Tuesday, February 22, 2011

Reflection: Chapters 7-9

The author stated, “Any digital artifact—a productivity tool, a Web site, or even a computer game—is meant to change something in the user’s relationship to her physical and cultural environment. Otherwise, there would be no reason to produce the artifact at all” (pg. 14). Terminal Time is about cultural contexts and how they define our history. “Like all other hypermediated digital pieces, Terminal Time oscillates between the modes of presentation and participation” (pg. 134). That explained it a bit better for me. The author again takes us back to the title of the book (windows and mirrors), suggesting that there are two roles that require two different ways of looking: through the screen or at it.

Interestingly enough, the author ties in the story of Plato’s cave to Terminal Time. This was one of my favorite stories in philosophy, so I was pleased to see it mentioned in this book. Both Plato’s cave and Terminal Time are meant to expose assumptions, however, the lesson of Plato’s allegory is the opposite of the lesson by Terminal Time. The author states, “For Plato, we are not defined by our cultural contexts; instead we can stand outside all contexts and understand a higher truth” (pg. 136). I am not sure how much I agree with this, because I am not sure that many of us are intelligent to understand a higher truth. We have become infatuated with participating in new technologies, and I truthfully do not see that changing in the near future.

Another point that Bolter makes that caught my eye was the fact that digital art is about performance. I agree with the author that technological, historical, cultural, and economic dimensions of the media always need to be taking into account by the designer. In my opinion, it is important for the designer to find the appropriate rhythm of transparency and reflectivity in order to please his audience.

Overall, I thought this book was pretty enlightening. It brought to my attention many aspects of new media and art that I have never really thought of. I definitely think that the author was witty to tie both art and new media into one another-- to show his audience a different perspective.


  1. Of course, the point is that Plato believed that there is a higher truth, so to speak, that most people are unaware of, but that can be understood with the proper education. In contemporary culture, we have become suspicious of such claims, however, and tend to relate the allegory of the cave to the sense that objective reality is unknowable, and may not even exist (an extreme I don't go along with).

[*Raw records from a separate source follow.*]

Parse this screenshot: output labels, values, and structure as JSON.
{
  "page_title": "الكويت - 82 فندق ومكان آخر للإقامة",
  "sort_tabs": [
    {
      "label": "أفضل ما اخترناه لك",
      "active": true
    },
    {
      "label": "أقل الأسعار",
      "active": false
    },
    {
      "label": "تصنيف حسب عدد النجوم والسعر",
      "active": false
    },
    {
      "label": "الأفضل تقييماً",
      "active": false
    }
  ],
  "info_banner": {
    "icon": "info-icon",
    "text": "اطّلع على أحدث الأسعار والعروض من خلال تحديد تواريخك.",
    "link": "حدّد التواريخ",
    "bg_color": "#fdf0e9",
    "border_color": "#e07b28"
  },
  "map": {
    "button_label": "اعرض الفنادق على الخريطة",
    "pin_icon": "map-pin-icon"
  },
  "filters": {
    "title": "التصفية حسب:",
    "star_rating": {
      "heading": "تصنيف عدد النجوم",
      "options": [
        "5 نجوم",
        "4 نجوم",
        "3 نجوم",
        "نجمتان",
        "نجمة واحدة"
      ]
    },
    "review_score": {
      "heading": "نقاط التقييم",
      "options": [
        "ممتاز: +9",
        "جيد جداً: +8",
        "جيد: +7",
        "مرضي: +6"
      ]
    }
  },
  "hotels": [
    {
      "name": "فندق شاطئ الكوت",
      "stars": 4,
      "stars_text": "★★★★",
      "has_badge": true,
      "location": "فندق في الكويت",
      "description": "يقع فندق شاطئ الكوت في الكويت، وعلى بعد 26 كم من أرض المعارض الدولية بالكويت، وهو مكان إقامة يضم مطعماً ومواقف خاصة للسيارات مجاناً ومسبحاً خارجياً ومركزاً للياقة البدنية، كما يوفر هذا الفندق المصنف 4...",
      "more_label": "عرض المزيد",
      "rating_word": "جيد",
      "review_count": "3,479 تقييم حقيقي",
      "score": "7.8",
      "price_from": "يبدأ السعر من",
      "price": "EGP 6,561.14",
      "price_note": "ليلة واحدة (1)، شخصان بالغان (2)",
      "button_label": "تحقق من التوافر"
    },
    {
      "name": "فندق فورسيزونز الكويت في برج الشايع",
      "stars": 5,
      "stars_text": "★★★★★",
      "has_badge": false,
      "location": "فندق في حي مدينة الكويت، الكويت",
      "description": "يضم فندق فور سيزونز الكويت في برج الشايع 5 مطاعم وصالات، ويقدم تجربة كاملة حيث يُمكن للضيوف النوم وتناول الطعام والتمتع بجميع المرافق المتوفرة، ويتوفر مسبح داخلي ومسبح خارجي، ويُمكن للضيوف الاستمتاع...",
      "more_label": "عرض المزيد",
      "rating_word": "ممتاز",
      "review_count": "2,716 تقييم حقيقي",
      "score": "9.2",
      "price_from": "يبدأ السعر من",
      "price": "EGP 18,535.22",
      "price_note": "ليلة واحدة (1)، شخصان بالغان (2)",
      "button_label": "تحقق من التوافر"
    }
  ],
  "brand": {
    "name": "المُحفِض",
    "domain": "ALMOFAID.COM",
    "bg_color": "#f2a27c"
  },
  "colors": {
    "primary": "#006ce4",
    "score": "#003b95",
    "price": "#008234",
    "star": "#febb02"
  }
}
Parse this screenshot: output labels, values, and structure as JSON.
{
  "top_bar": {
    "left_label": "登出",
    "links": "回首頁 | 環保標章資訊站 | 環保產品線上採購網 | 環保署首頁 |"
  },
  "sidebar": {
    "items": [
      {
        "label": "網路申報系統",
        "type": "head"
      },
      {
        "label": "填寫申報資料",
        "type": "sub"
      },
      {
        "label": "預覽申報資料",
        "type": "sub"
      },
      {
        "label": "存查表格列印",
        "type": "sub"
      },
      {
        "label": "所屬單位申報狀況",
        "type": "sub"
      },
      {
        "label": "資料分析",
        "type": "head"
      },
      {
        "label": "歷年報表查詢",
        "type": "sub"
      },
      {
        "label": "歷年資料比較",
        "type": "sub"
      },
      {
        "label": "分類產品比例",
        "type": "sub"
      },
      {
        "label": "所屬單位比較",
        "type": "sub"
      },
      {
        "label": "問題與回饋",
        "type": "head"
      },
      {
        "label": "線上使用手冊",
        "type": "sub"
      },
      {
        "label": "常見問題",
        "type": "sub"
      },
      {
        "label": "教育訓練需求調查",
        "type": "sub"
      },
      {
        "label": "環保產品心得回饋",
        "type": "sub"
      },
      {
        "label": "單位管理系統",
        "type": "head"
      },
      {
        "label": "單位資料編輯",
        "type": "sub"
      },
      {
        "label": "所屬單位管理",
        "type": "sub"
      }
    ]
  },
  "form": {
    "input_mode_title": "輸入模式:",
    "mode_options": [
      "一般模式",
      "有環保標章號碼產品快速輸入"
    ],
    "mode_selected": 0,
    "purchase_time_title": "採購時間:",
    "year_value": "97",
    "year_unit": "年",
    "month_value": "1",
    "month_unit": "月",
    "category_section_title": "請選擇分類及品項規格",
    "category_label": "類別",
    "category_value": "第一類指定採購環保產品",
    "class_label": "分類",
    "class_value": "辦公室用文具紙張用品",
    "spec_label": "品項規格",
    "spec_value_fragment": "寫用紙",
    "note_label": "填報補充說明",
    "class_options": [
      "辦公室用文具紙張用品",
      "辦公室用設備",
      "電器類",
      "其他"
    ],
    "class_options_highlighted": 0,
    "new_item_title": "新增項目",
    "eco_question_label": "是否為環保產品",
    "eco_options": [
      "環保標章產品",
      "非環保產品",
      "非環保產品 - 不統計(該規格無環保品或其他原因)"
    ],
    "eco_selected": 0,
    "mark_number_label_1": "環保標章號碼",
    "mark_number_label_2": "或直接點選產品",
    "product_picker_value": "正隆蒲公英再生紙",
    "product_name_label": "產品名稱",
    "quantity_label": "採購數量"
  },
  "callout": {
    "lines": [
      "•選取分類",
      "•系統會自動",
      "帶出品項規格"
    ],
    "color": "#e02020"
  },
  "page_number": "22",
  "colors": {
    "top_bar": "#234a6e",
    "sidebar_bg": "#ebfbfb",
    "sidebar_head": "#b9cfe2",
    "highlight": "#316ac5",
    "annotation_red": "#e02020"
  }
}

    The point about performance is an important one, because all communication involves performance.

  2. We talk about artifacts in terms of companies in one of my other classes. I think that it is interesting that we talk about them here as digital artifacts.